Work instructions: The entries must be set down again word for word; no pictures belong in the copy.
[Start of Attachment]
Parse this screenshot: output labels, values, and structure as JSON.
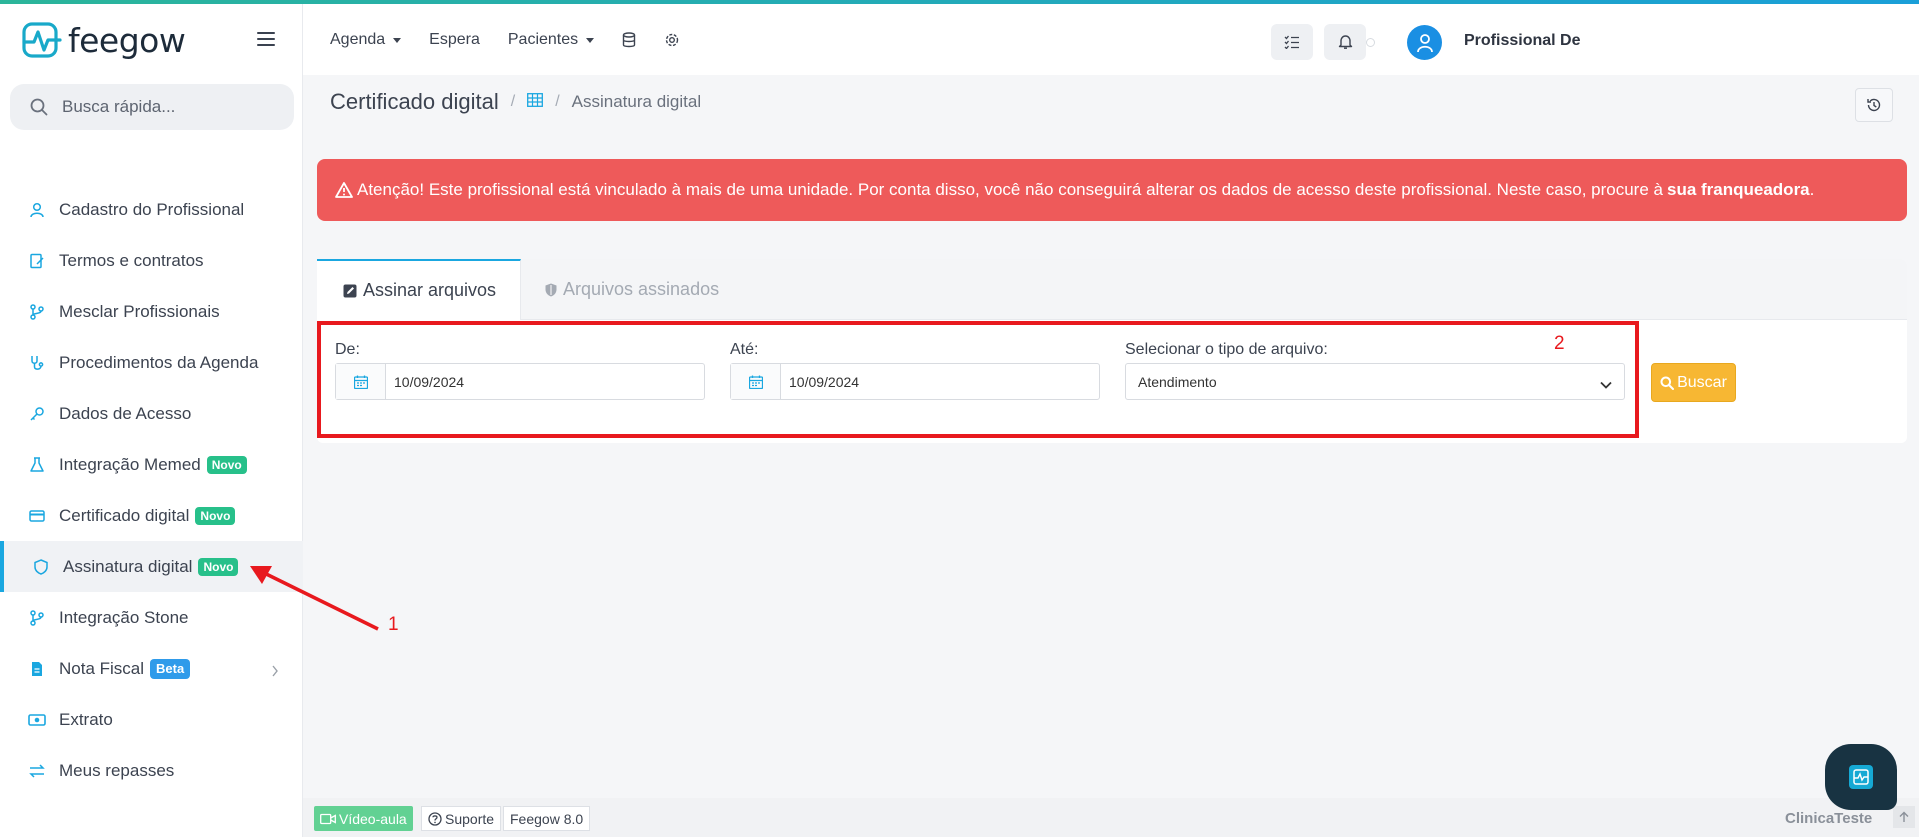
{
  "brand": {
    "name": "feegow",
    "accent": "#1aa7e0",
    "logo_color": "#19a9c9"
  },
  "search": {
    "placeholder": "Busca rápida..."
  },
  "sidebar": {
    "items": [
      {
        "label": "Cadastro do Profissional",
        "icon": "user-icon"
      },
      {
        "label": "Termos e contratos",
        "icon": "contract-icon"
      },
      {
        "label": "Mesclar Profissionais",
        "icon": "merge-icon"
      },
      {
        "label": "Procedimentos da Agenda",
        "icon": "stethoscope-icon"
      },
      {
        "label": "Dados de Acesso",
        "icon": "key-icon"
      },
      {
        "label": "Integração Memed",
        "icon": "flask-icon",
        "badge": "Novo"
      },
      {
        "label": "Certificado digital",
        "icon": "card-icon",
        "badge": "Novo"
      },
      {
        "label": "Assinatura digital",
        "icon": "shield-icon",
        "badge": "Novo",
        "active": true
      },
      {
        "label": "Integração Stone",
        "icon": "merge-icon"
      },
      {
        "label": "Nota Fiscal",
        "icon": "file-icon",
        "badge": "Beta"
      },
      {
        "label": "Extrato",
        "icon": "money-icon"
      },
      {
        "label": "Meus repasses",
        "icon": "transfer-icon"
      }
    ]
  },
  "header": {
    "nav": [
      "Agenda",
      "Espera",
      "Pacientes"
    ],
    "user_name": "Profissional De"
  },
  "breadcrumb": {
    "title": "Certificado digital",
    "sep": "/",
    "current": "Assinatura digital"
  },
  "alert": {
    "text": "Atenção! Este profissional está vinculado à mais de uma unidade. Por conta disso, você não conseguirá alterar os dados de acesso deste profissional. Neste caso, procure à",
    "bold": "sua franqueadora",
    "end": ".",
    "color": "#ee5a5a"
  },
  "tabs": {
    "active": "Assinar arquivos",
    "inactive": "Arquivos assinados"
  },
  "form": {
    "from_label": "De:",
    "from_value": "10/09/2024",
    "to_label": "Até:",
    "to_value": "10/09/2024",
    "type_label": "Selecionar o tipo de arquivo:",
    "type_value": "Atendimento",
    "search_button": "Buscar"
  },
  "annotations": {
    "one": "1",
    "two": "2",
    "color": "#e8191e"
  },
  "footer": {
    "video": "Vídeo-aula",
    "support": "Suporte",
    "version": "Feegow 8.0",
    "clinic": "ClinicaTeste"
  }
}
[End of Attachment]
Response below:
Parse this screenshot: output labels, values, and structure as JSON.
{
  "brand": {
    "name": "feegow",
    "accent": "#1aa7e0",
    "logo_color": "#19a9c9"
  },
  "search": {
    "placeholder": "Busca rápida..."
  },
  "sidebar": {
    "items": [
      {
        "label": "Cadastro do Profissional",
        "icon": "user-icon"
      },
      {
        "label": "Termos e contratos",
        "icon": "contract-icon"
      },
      {
        "label": "Mesclar Profissionais",
        "icon": "merge-icon"
      },
      {
        "label": "Procedimentos da Agenda",
        "icon": "stethoscope-icon"
      },
      {
        "label": "Dados de Acesso",
        "icon": "key-icon"
      },
      {
        "label": "Integração Memed",
        "icon": "flask-icon",
        "badge": "Novo"
      },
      {
        "label": "Certificado digital",
        "icon": "card-icon",
        "badge": "Novo"
      },
      {
        "label": "Assinatura digital",
        "icon": "shield-icon",
        "badge": "Novo",
        "active": true
      },
      {
        "label": "Integração Stone",
        "icon": "merge-icon"
      },
      {
        "label": "Nota Fiscal",
        "icon": "file-icon",
        "badge": "Beta"
      },
      {
        "label": "Extrato",
        "icon": "money-icon"
      },
      {
        "label": "Meus repasses",
        "icon": "transfer-icon"
      }
    ]
  },
  "header": {
    "nav": [
      "Agenda",
      "Espera",
      "Pacientes"
    ],
    "user_name": "Profissional De"
  },
  "breadcrumb": {
    "title": "Certificado digital",
    "sep": "/",
    "current": "Assinatura digital"
  },
  "alert": {
    "text": "Atenção! Este profissional está vinculado à mais de uma unidade. Por conta disso, você não conseguirá alterar os dados de acesso deste profissional. Neste caso, procure à",
    "bold": "sua franqueadora",
    "end": ".",
    "color": "#ee5a5a"
  },
  "tabs": {
    "active": "Assinar arquivos",
    "inactive": "Arquivos assinados"
  },
  "form": {
    "from_label": "De:",
    "from_value": "10/09/2024",
    "to_label": "Até:",
    "to_value": "10/09/2024",
    "type_label": "Selecionar o tipo de arquivo:",
    "type_value": "Atendimento",
    "search_button": "Buscar"
  },
  "annotations": {
    "one": "1",
    "two": "2",
    "color": "#e8191e"
  },
  "footer": {
    "video": "Vídeo-aula",
    "support": "Suporte",
    "version": "Feegow 8.0",
    "clinic": "ClinicaTeste"
  }
}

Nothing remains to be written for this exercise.